(INPUT DATA begins)
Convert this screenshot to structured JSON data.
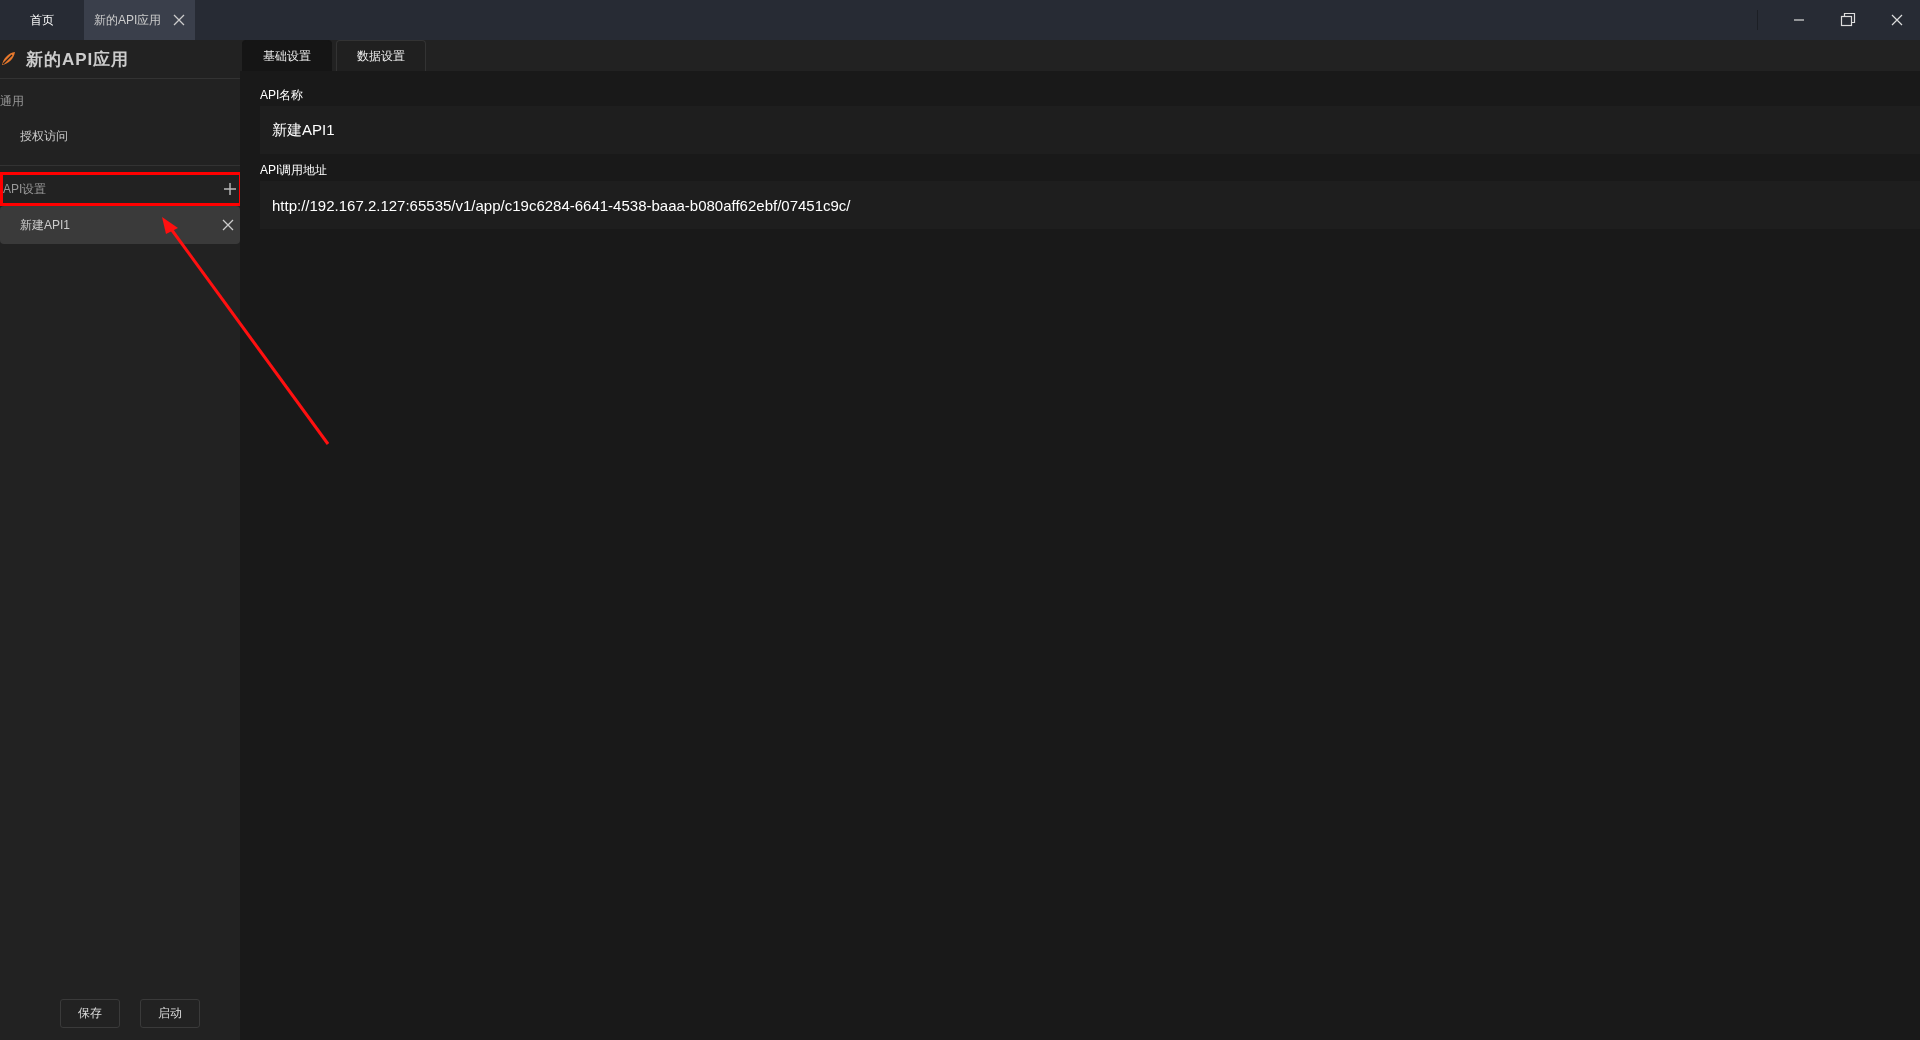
{
  "window_tabs": [
    {
      "label": "首页",
      "selected": false,
      "closable": false
    },
    {
      "label": "新的API应用",
      "selected": true,
      "closable": true
    }
  ],
  "sidebar": {
    "title": "新的API应用",
    "sections": [
      {
        "title": "通用",
        "addable": false,
        "items": [
          {
            "label": "授权访问",
            "selected": false,
            "closable": false
          }
        ]
      },
      {
        "title": "API设置",
        "addable": true,
        "highlighted": true,
        "items": [
          {
            "label": "新建API1",
            "selected": true,
            "closable": true
          }
        ]
      }
    ],
    "buttons": [
      "保存",
      "启动"
    ]
  },
  "tabs": [
    {
      "label": "基础设置",
      "selected": true
    },
    {
      "label": "数据设置",
      "selected": false
    }
  ],
  "fields": [
    {
      "label": "API名称",
      "value": "新建API1"
    },
    {
      "label": "API调用地址",
      "value": "http://192.167.2.127:65535/v1/app/c19c6284-6641-4538-baaa-b080aff62ebf/07451c9c/"
    }
  ],
  "annotation_arrow": true
}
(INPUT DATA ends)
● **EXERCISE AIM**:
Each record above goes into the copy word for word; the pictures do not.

● **TASK RESULT**:
Convert this screenshot to structured JSON data.
{
  "window_tabs": [
    {
      "label": "首页",
      "selected": false,
      "closable": false
    },
    {
      "label": "新的API应用",
      "selected": true,
      "closable": true
    }
  ],
  "sidebar": {
    "title": "新的API应用",
    "sections": [
      {
        "title": "通用",
        "addable": false,
        "items": [
          {
            "label": "授权访问",
            "selected": false,
            "closable": false
          }
        ]
      },
      {
        "title": "API设置",
        "addable": true,
        "highlighted": true,
        "items": [
          {
            "label": "新建API1",
            "selected": true,
            "closable": true
          }
        ]
      }
    ],
    "buttons": [
      "保存",
      "启动"
    ]
  },
  "tabs": [
    {
      "label": "基础设置",
      "selected": true
    },
    {
      "label": "数据设置",
      "selected": false
    }
  ],
  "fields": [
    {
      "label": "API名称",
      "value": "新建API1"
    },
    {
      "label": "API调用地址",
      "value": "http://192.167.2.127:65535/v1/app/c19c6284-6641-4538-baaa-b080aff62ebf/07451c9c/"
    }
  ],
  "annotation_arrow": true
}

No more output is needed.